(Page and application data records)
--- --- ---
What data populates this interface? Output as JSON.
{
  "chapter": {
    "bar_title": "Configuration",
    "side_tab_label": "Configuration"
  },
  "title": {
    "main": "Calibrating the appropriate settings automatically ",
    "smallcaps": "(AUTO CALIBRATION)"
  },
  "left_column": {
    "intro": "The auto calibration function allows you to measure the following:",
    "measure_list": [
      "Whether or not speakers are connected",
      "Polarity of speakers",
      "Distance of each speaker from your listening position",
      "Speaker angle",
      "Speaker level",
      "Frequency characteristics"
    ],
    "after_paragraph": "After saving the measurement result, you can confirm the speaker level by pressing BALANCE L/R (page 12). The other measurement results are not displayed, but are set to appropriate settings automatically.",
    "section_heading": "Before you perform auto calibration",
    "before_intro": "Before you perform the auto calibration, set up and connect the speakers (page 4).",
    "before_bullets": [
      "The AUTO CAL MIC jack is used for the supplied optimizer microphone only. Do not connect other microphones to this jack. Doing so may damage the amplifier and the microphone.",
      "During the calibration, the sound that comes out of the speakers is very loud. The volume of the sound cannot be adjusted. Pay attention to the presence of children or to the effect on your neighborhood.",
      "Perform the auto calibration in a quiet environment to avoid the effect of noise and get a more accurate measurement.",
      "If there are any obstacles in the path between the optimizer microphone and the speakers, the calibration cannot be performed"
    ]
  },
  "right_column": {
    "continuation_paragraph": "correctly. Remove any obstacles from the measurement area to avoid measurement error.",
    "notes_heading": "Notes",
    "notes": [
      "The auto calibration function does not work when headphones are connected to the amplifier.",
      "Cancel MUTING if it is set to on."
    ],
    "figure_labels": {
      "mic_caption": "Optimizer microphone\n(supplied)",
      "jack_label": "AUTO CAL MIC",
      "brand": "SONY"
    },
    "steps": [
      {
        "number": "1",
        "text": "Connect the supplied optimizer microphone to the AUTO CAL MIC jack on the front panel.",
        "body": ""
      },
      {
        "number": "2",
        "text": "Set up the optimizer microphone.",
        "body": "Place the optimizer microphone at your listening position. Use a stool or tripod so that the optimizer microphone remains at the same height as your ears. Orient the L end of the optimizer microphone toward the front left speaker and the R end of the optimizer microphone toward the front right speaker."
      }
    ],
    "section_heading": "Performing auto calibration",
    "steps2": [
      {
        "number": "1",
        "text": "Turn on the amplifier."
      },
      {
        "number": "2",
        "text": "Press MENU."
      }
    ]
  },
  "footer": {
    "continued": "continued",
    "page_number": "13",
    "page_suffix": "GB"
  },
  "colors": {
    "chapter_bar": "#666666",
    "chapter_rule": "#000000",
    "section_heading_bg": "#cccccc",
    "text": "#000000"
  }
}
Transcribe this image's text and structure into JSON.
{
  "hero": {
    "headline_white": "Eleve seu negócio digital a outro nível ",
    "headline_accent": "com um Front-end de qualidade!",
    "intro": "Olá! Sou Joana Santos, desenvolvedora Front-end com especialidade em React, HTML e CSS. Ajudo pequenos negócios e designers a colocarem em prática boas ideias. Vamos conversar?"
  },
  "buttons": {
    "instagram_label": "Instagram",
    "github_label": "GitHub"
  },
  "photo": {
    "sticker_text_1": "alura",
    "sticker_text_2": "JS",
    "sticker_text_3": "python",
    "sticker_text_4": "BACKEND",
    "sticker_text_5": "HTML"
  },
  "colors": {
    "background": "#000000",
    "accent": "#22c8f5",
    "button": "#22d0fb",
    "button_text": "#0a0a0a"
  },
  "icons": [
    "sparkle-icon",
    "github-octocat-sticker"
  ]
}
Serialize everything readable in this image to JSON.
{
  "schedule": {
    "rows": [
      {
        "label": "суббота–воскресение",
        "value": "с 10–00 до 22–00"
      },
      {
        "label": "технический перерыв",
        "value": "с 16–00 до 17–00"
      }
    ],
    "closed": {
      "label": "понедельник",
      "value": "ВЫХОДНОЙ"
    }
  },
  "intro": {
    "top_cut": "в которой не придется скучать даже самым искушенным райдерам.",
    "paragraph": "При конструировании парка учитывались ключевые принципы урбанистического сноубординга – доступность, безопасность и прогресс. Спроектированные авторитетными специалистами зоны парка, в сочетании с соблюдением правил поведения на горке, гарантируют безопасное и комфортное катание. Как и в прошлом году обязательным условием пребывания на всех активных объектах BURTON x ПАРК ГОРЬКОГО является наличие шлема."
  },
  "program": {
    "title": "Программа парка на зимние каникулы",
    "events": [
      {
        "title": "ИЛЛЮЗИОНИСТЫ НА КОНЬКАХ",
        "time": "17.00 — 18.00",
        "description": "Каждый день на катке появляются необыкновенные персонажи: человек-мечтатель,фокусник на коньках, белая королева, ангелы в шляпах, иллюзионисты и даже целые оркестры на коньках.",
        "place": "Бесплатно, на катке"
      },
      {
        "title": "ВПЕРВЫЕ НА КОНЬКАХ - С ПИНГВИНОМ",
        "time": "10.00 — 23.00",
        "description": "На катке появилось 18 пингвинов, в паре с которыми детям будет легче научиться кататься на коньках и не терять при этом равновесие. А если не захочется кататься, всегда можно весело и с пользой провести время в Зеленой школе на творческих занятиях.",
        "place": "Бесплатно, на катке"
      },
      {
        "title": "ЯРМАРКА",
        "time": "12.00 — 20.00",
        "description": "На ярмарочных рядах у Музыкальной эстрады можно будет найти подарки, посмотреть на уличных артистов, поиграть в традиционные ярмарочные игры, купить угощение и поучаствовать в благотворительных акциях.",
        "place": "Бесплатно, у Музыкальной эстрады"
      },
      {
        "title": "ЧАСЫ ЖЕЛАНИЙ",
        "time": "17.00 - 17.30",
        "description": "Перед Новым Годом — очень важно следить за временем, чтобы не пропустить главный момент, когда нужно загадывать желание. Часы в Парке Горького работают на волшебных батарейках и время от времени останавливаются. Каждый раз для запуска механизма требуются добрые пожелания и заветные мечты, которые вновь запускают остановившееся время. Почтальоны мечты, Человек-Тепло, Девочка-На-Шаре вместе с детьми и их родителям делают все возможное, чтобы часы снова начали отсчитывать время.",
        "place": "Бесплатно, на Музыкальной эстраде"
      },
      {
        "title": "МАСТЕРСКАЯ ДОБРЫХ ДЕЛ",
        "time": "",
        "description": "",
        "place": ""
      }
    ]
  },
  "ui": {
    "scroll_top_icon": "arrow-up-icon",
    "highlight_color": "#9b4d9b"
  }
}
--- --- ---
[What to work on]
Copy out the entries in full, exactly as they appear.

[Answer]
What data populates this interface? Output as JSON.
{
  "chapter": {
    "bar_title": "Configuration",
    "side_tab_label": "Configuration"
  },
  "title": {
    "main": "Calibrating the appropriate settings automatically ",
    "smallcaps": "(AUTO CALIBRATION)"
  },
  "left_column": {
    "intro": "The auto calibration function allows you to measure the following:",
    "measure_list": [
      "Whether or not speakers are connected",
      "Polarity of speakers",
      "Distance of each speaker from your listening position",
      "Speaker angle",
      "Speaker level",
      "Frequency characteristics"
    ],
    "after_paragraph": "After saving the measurement result, you can confirm the speaker level by pressing BALANCE L/R (page 12). The other measurement results are not displayed, but are set to appropriate settings automatically.",
    "section_heading": "Before you perform auto calibration",
    "before_intro": "Before you perform the auto calibration, set up and connect the speakers (page 4).",
    "before_bullets": [
      "The AUTO CAL MIC jack is used for the supplied optimizer microphone only. Do not connect other microphones to this jack. Doing so may damage the amplifier and the microphone.",
      "During the calibration, the sound that comes out of the speakers is very loud. The volume of the sound cannot be adjusted. Pay attention to the presence of children or to the effect on your neighborhood.",
      "Perform the auto calibration in a quiet environment to avoid the effect of noise and get a more accurate measurement.",
      "If there are any obstacles in the path between the optimizer microphone and the speakers, the calibration cannot be performed"
    ]
  },
  "right_column": {
    "continuation_paragraph": "correctly. Remove any obstacles from the measurement area to avoid measurement error.",
    "notes_heading": "Notes",
    "notes": [
      "The auto calibration function does not work when headphones are connected to the amplifier.",
      "Cancel MUTING if it is set to on."
    ],
    "figure_labels": {
      "mic_caption": "Optimizer microphone\n(supplied)",
      "jack_label": "AUTO CAL MIC",
      "brand": "SONY"
    },
    "steps": [
      {
        "number": "1",
        "text": "Connect the supplied optimizer microphone to the AUTO CAL MIC jack on the front panel.",
        "body": ""
      },
      {
        "number": "2",
        "text": "Set up the optimizer microphone.",
        "body": "Place the optimizer microphone at your listening position. Use a stool or tripod so that the optimizer microphone remains at the same height as your ears. Orient the L end of the optimizer microphone toward the front left speaker and the R end of the optimizer microphone toward the front right speaker."
      }
    ],
    "section_heading": "Performing auto calibration",
    "steps2": [
      {
        "number": "1",
        "text": "Turn on the amplifier."
      },
      {
        "number": "2",
        "text": "Press MENU."
      }
    ]
  },
  "footer": {
    "continued": "continued",
    "page_number": "13",
    "page_suffix": "GB"
  },
  "colors": {
    "chapter_bar": "#666666",
    "chapter_rule": "#000000",
    "section_heading_bg": "#cccccc",
    "text": "#000000"
  }
}
Transcribe this image's text and structure into JSON.
{
  "hero": {
    "headline_white": "Eleve seu negócio digital a outro nível ",
    "headline_accent": "com um Front-end de qualidade!",
    "intro": "Olá! Sou Joana Santos, desenvolvedora Front-end com especialidade em React, HTML e CSS. Ajudo pequenos negócios e designers a colocarem em prática boas ideias. Vamos conversar?"
  },
  "buttons": {
    "instagram_label": "Instagram",
    "github_label": "GitHub"
  },
  "photo": {
    "sticker_text_1": "alura",
    "sticker_text_2": "JS",
    "sticker_text_3": "python",
    "sticker_text_4": "BACKEND",
    "sticker_text_5": "HTML"
  },
  "colors": {
    "background": "#000000",
    "accent": "#22c8f5",
    "button": "#22d0fb",
    "button_text": "#0a0a0a"
  },
  "icons": [
    "sparkle-icon",
    "github-octocat-sticker"
  ]
}
Serialize everything readable in this image to JSON.
{
  "schedule": {
    "rows": [
      {
        "label": "суббота–воскресение",
        "value": "с 10–00 до 22–00"
      },
      {
        "label": "технический перерыв",
        "value": "с 16–00 до 17–00"
      }
    ],
    "closed": {
      "label": "понедельник",
      "value": "ВЫХОДНОЙ"
    }
  },
  "intro": {
    "top_cut": "в которой не придется скучать даже самым искушенным райдерам.",
    "paragraph": "При конструировании парка учитывались ключевые принципы урбанистического сноубординга – доступность, безопасность и прогресс. Спроектированные авторитетными специалистами зоны парка, в сочетании с соблюдением правил поведения на горке, гарантируют безопасное и комфортное катание. Как и в прошлом году обязательным условием пребывания на всех активных объектах BURTON x ПАРК ГОРЬКОГО является наличие шлема."
  },
  "program": {
    "title": "Программа парка на зимние каникулы",
    "events": [
      {
        "title": "ИЛЛЮЗИОНИСТЫ НА КОНЬКАХ",
        "time": "17.00 — 18.00",
        "description": "Каждый день на катке появляются необыкновенные персонажи: человек-мечтатель,фокусник на коньках, белая королева, ангелы в шляпах, иллюзионисты и даже целые оркестры на коньках.",
        "place": "Бесплатно, на катке"
      },
      {
        "title": "ВПЕРВЫЕ НА КОНЬКАХ - С ПИНГВИНОМ",
        "time": "10.00 — 23.00",
        "description": "На катке появилось 18 пингвинов, в паре с которыми детям будет легче научиться кататься на коньках и не терять при этом равновесие. А если не захочется кататься, всегда можно весело и с пользой провести время в Зеленой школе на творческих занятиях.",
        "place": "Бесплатно, на катке"
      },
      {
        "title": "ЯРМАРКА",
        "time": "12.00 — 20.00",
        "description": "На ярмарочных рядах у Музыкальной эстрады можно будет найти подарки, посмотреть на уличных артистов, поиграть в традиционные ярмарочные игры, купить угощение и поучаствовать в благотворительных акциях.",
        "place": "Бесплатно, у Музыкальной эстрады"
      },
      {
        "title": "ЧАСЫ ЖЕЛАНИЙ",
        "time": "17.00 - 17.30",
        "description": "Перед Новым Годом — очень важно следить за временем, чтобы не пропустить главный момент, когда нужно загадывать желание. Часы в Парке Горького работают на волшебных батарейках и время от времени останавливаются. Каждый раз для запуска механизма требуются добрые пожелания и заветные мечты, которые вновь запускают остановившееся время. Почтальоны мечты, Человек-Тепло, Девочка-На-Шаре вместе с детьми и их родителям делают все возможное, чтобы часы снова начали отсчитывать время.",
        "place": "Бесплатно, на Музыкальной эстраде"
      },
      {
        "title": "МАСТЕРСКАЯ ДОБРЫХ ДЕЛ",
        "time": "",
        "description": "",
        "place": ""
      }
    ]
  },
  "ui": {
    "scroll_top_icon": "arrow-up-icon",
    "highlight_color": "#9b4d9b"
  }
}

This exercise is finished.